Cuban Cardinal Jaime Ortega, the Archbishop of Havana, released a statement on Thursday confirming weekend press reports that he encountered a problem with Homeland Security in the Miami International Airport last Friday when he arrived on a charter flight from Havana.
Ortega confirms that he was removed from the general processing area and brought to a room where he was asked a series of questions he refused to answer.
News reports said that Ortega was questioned about issues unrelated to his travel, including his views on the Castro government and the U.S. trade embargo on the island.
Ortega said that the agent indicated that he was opening a file on Ortega reserved for "dangerous persons" and that in order to enter the U.S., the Cardinal had to answer his questions. Ortega then told the agent that he preferred to return to Cuba. While the first agent began processing his request, a second Homeland Security agent came into the room and gave the Cardinal a visa for 30 days.
The statement released by the press office of the Cuban Conference of Catholic Bishops A reads,"During the exchanges with the Immigration officials, Cardinal Ortega was treated rudely and curtly."
The statement points out that the Cardinal carries a diplomatic passport issued by the Vatican and has a multiple entry visa issued by the U.S. State Department.
Dispute over the report
Earlier in the week, reports of the cardinal’s treatment by U.S. custom officials were carried by the Spanish-language El Nuevo Herald and picked up by Cuba’s state-owned media, but initially, the cardinal refrained from commenting on the incident when he returned to Havana on Monday.
A U.S. government spokesman also disputed the press accounts of the incident earlier in the week, but told the Miami Herald that the prelate was “detained briefly” and “treated in the utmost courteous manner.”
Despite the divergent reports, Cuban Catholics reacted strongly to the reports that their cleric had been mistreated by U.S.
‘Slap in the face’
“It was insulting, a slap in our face,” said Walfredo Piñera, a film critic who writes for Catholic publications. “It shows the authorities were malintentioned, ignorant or misinformed.”
Enrique Lopez Oliva, coordinator of a local religious think tank, the Commission to Study the Church in Latin America, reports other Cuban priests have been subjected to similar grilling by Miami agents. “This is hypersensitivity due to the fact that Cuba is included on the U.S. State Department’s terrorism list, whether or not that’s rational.”

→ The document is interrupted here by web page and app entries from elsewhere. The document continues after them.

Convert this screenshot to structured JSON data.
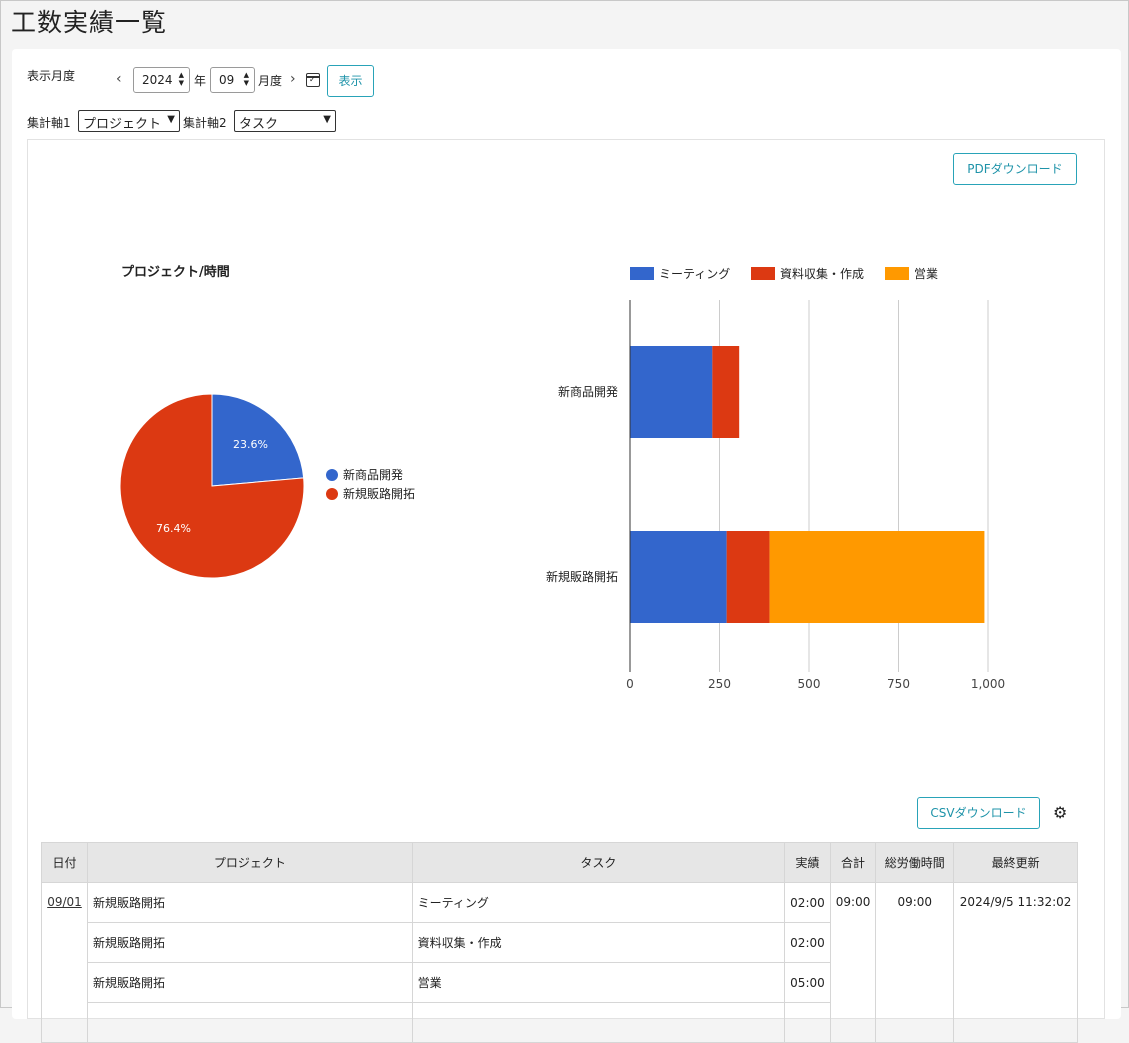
{
  "page": {
    "title": "工数実績一覧"
  },
  "filters": {
    "month_label": "表示月度",
    "prev_icon": "‹",
    "next_icon": "›",
    "year_value": "2024",
    "year_unit": "年",
    "month_value": "09",
    "month_unit": "月度",
    "show_button": "表示",
    "axis1_label": "集計軸1",
    "axis1_value": "プロジェクト",
    "axis2_label": "集計軸2",
    "axis2_value": "タスク"
  },
  "pdf_button": "PDFダウンロード",
  "csv_button": "CSVダウンロード",
  "colors": {
    "blue": "#3366cc",
    "red": "#dc3912",
    "orange": "#ff9900",
    "accent": "#29a3b8"
  },
  "chart_data": [
    {
      "type": "pie",
      "title": "プロジェクト/時間",
      "categories": [
        "新商品開発",
        "新規販路開拓"
      ],
      "values": [
        23.6,
        76.4
      ],
      "labels": [
        "23.6%",
        "76.4%"
      ],
      "colors": [
        "#3366cc",
        "#dc3912"
      ],
      "legend": "right"
    },
    {
      "type": "bar",
      "orientation": "horizontal",
      "stacked": true,
      "categories": [
        "新商品開発",
        "新規販路開拓"
      ],
      "series": [
        {
          "name": "ミーティング",
          "color": "#3366cc",
          "values": [
            230,
            270
          ]
        },
        {
          "name": "資料収集・作成",
          "color": "#dc3912",
          "values": [
            75,
            120
          ]
        },
        {
          "name": "営業",
          "color": "#ff9900",
          "values": [
            0,
            600
          ]
        }
      ],
      "xlim": [
        0,
        1000
      ],
      "ticks": [
        "0",
        "250",
        "500",
        "750",
        "1,000"
      ],
      "grid": true,
      "legend": "top"
    }
  ],
  "table": {
    "headers": [
      "日付",
      "プロジェクト",
      "タスク",
      "実績",
      "合計",
      "総労働時間",
      "最終更新"
    ],
    "date": "09/01",
    "total": "09:00",
    "work_hours": "09:00",
    "updated": "2024/9/5 11:32:02",
    "rows": [
      {
        "project": "新規販路開拓",
        "task": "ミーティング",
        "actual": "02:00"
      },
      {
        "project": "新規販路開拓",
        "task": "資料収集・作成",
        "actual": "02:00"
      },
      {
        "project": "新規販路開拓",
        "task": "営業",
        "actual": "05:00"
      }
    ]
  }
}
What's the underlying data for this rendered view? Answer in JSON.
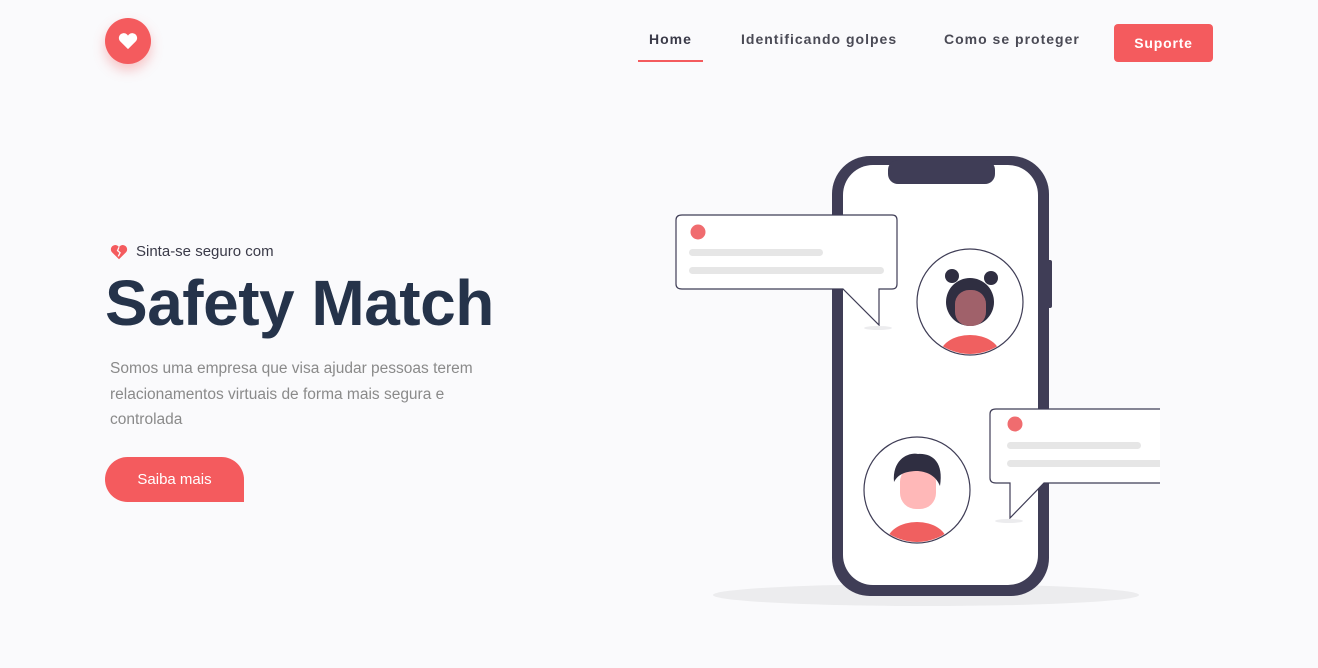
{
  "header": {
    "logo_icon": "heart-icon",
    "nav": [
      {
        "label": "Home",
        "active": true
      },
      {
        "label": "Identificando golpes",
        "active": false
      },
      {
        "label": "Como se proteger",
        "active": false
      }
    ],
    "support_label": "Suporte"
  },
  "hero": {
    "eyebrow_icon": "broken-heart-icon",
    "eyebrow": "Sinta-se seguro com",
    "title": "Safety Match",
    "description": "Somos uma empresa que visa ajudar pessoas terem relacionamentos virtuais de forma mais segura e controlada",
    "cta_label": "Saiba mais"
  },
  "illustration": {
    "icon": "phone-chat-illustration"
  },
  "colors": {
    "accent": "#f45b5e",
    "title": "#25334a",
    "phone": "#3f3d56",
    "background": "#fafafc"
  }
}
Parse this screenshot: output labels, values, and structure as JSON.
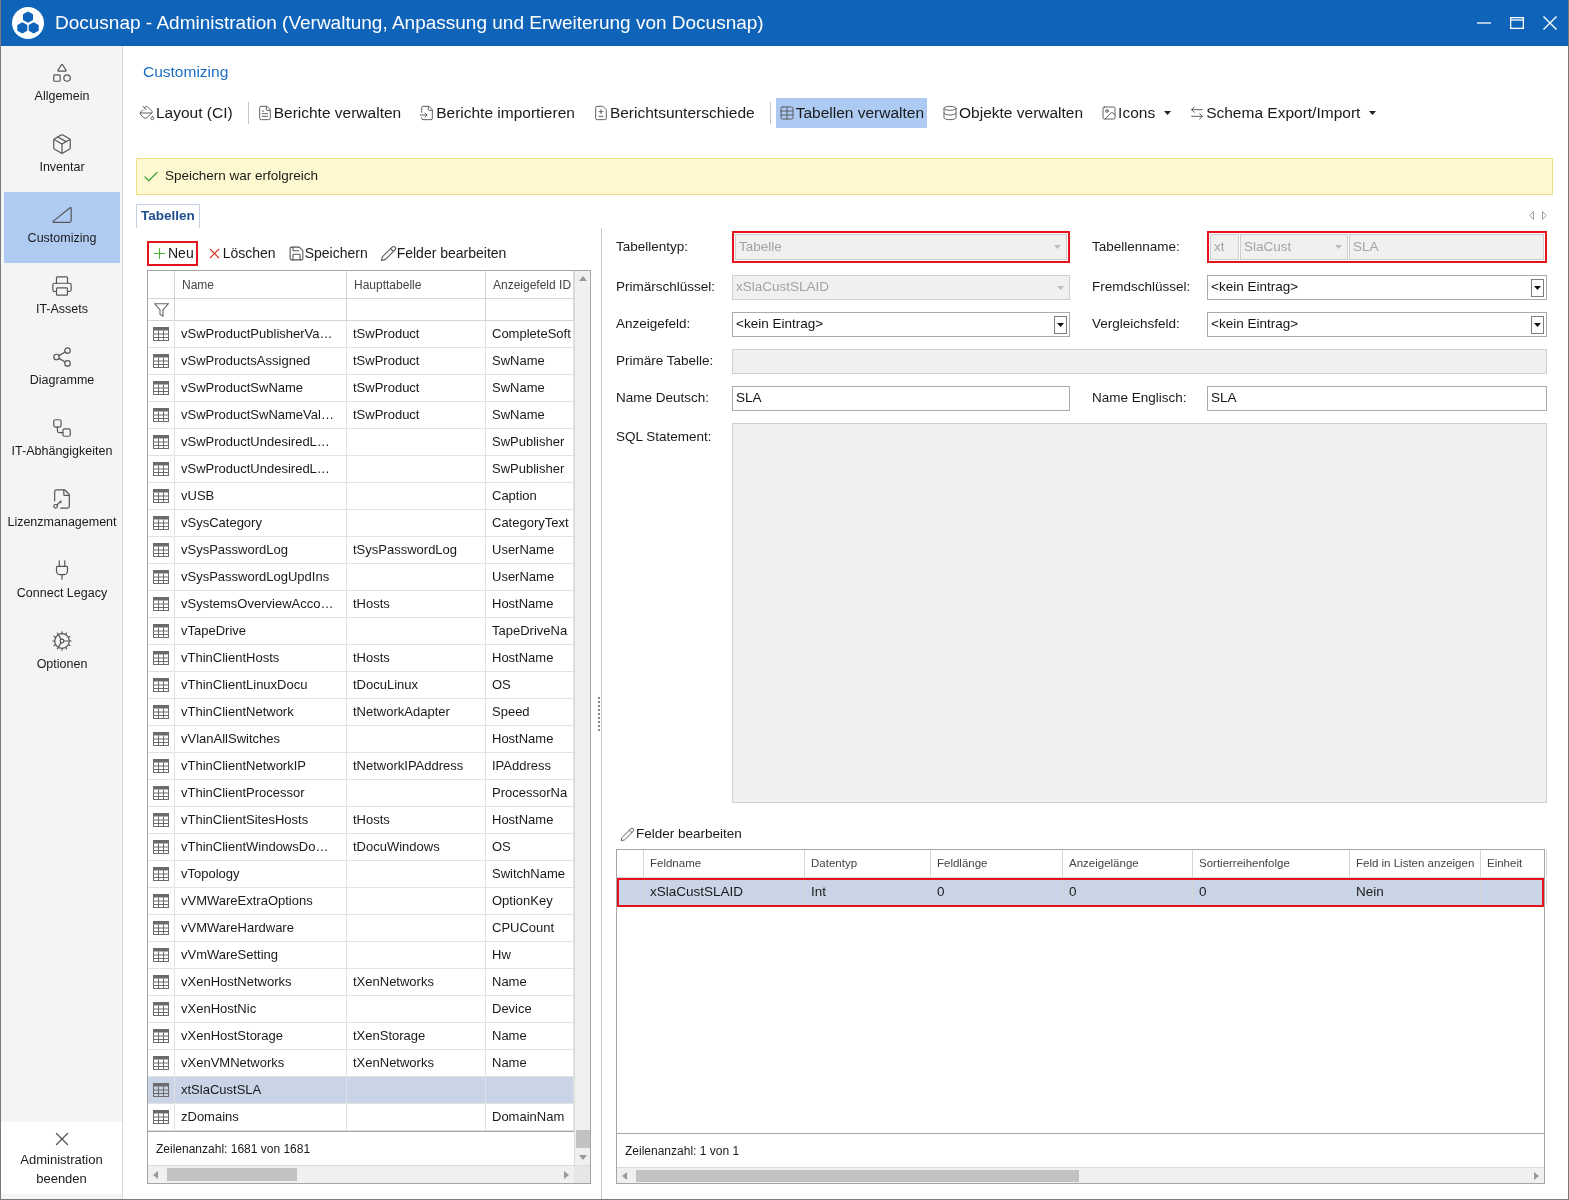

The incident, for Catholic activist Gabriel Coderch, is symptomatic of the strained relations across the Florida Straits. “The ultra-right in Miami is powerful and has no desire for dialogue, an idea that the archbishop of Havana has always defended.”
Others find the episode ironic. “For years our government barely tolerated us. Now that we’ve finally become accepted in our own country, they reject us over there,” said an elderly Catholic grandmother who asked not to be identified because of a daughter living in Miami.
According to the Catholic diocese in Havana, this was the second time Ortega experienced problems with Homeland Security. A prior incident occurred a few months ago at a Texas airport.